* BRIEF:
Across the listing below, how many lines have the word "heart" in them? Provide only the number.
....
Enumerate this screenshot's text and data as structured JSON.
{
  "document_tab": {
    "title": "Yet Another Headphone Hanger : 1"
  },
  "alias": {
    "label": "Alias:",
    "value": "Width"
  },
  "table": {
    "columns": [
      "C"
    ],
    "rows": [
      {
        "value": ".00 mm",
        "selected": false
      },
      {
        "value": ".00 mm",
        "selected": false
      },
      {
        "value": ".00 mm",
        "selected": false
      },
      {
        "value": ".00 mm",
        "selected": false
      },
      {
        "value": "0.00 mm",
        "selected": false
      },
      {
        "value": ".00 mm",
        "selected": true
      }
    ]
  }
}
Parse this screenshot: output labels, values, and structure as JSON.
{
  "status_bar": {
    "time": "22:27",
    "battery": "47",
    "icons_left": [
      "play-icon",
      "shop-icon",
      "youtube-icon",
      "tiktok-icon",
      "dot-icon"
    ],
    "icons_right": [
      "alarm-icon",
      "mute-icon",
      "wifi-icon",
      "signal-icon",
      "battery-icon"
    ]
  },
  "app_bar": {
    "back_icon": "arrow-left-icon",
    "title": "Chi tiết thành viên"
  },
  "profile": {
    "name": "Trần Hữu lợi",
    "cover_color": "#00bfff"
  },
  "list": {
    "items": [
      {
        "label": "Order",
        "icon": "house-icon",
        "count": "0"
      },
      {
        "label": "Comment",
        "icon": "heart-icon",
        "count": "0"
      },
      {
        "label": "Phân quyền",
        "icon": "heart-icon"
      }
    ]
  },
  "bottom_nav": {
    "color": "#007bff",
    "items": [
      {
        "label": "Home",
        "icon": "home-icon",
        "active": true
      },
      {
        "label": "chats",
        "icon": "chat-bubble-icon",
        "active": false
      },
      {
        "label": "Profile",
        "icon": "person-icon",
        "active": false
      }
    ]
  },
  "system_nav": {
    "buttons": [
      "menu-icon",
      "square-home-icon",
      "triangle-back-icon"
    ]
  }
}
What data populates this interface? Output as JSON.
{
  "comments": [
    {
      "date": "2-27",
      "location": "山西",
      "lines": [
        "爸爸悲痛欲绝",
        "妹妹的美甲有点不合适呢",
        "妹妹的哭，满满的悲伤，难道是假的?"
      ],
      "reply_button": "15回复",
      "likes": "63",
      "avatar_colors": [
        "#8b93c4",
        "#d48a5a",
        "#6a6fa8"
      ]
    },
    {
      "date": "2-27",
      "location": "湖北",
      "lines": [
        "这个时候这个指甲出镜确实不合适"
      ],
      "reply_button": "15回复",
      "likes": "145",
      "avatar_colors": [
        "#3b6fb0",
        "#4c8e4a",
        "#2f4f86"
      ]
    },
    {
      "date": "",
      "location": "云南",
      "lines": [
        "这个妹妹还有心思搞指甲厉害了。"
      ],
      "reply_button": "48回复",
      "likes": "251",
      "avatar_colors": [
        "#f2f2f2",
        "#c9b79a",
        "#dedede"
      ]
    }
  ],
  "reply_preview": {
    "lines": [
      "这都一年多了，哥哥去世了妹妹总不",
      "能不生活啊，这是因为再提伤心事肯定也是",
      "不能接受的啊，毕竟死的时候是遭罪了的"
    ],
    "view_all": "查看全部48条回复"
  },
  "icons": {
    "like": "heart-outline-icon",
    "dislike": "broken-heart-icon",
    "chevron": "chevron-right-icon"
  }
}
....
* RESPONSE AREA:
4